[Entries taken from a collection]
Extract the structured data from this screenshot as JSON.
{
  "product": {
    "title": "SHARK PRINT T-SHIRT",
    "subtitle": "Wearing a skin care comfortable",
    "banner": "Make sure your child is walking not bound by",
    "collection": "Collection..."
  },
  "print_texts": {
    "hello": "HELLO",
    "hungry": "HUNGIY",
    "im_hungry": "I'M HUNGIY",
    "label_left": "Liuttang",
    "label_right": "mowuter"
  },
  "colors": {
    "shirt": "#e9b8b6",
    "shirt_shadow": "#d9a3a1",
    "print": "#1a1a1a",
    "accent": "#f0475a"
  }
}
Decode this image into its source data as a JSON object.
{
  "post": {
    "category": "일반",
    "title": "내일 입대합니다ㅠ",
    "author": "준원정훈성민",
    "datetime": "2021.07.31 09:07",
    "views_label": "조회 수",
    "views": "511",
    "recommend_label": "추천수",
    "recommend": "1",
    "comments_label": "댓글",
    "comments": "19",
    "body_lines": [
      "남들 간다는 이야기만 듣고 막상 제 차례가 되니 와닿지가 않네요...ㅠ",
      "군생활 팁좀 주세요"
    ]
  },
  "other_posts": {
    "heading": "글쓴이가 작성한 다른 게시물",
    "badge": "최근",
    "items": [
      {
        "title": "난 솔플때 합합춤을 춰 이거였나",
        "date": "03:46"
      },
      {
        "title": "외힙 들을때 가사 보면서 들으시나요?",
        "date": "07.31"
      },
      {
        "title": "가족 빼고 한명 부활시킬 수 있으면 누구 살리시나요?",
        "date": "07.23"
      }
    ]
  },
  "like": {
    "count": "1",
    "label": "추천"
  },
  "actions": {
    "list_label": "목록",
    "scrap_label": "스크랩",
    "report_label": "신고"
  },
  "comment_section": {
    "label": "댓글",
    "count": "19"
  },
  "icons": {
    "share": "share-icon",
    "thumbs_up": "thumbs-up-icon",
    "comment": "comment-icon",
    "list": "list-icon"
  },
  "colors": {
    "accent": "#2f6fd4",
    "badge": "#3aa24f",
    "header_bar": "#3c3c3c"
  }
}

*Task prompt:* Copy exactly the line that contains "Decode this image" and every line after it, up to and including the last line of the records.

*Answer area:*
Decode this image into its source data as a JSON object.
{
  "post": {
    "category": "일반",
    "title": "내일 입대합니다ㅠ",
    "author": "준원정훈성민",
    "datetime": "2021.07.31 09:07",
    "views_label": "조회 수",
    "views": "511",
    "recommend_label": "추천수",
    "recommend": "1",
    "comments_label": "댓글",
    "comments": "19",
    "body_lines": [
      "남들 간다는 이야기만 듣고 막상 제 차례가 되니 와닿지가 않네요...ㅠ",
      "군생활 팁좀 주세요"
    ]
  },
  "other_posts": {
    "heading": "글쓴이가 작성한 다른 게시물",
    "badge": "최근",
    "items": [
      {
        "title": "난 솔플때 합합춤을 춰 이거였나",
        "date": "03:46"
      },
      {
        "title": "외힙 들을때 가사 보면서 들으시나요?",
        "date": "07.31"
      },
      {
        "title": "가족 빼고 한명 부활시킬 수 있으면 누구 살리시나요?",
        "date": "07.23"
      }
    ]
  },
  "like": {
    "count": "1",
    "label": "추천"
  },
  "actions": {
    "list_label": "목록",
    "scrap_label": "스크랩",
    "report_label": "신고"
  },
  "comment_section": {
    "label": "댓글",
    "count": "19"
  },
  "icons": {
    "share": "share-icon",
    "thumbs_up": "thumbs-up-icon",
    "comment": "comment-icon",
    "list": "list-icon"
  },
  "colors": {
    "accent": "#2f6fd4",
    "badge": "#3aa24f",
    "header_bar": "#3c3c3c"
  }
}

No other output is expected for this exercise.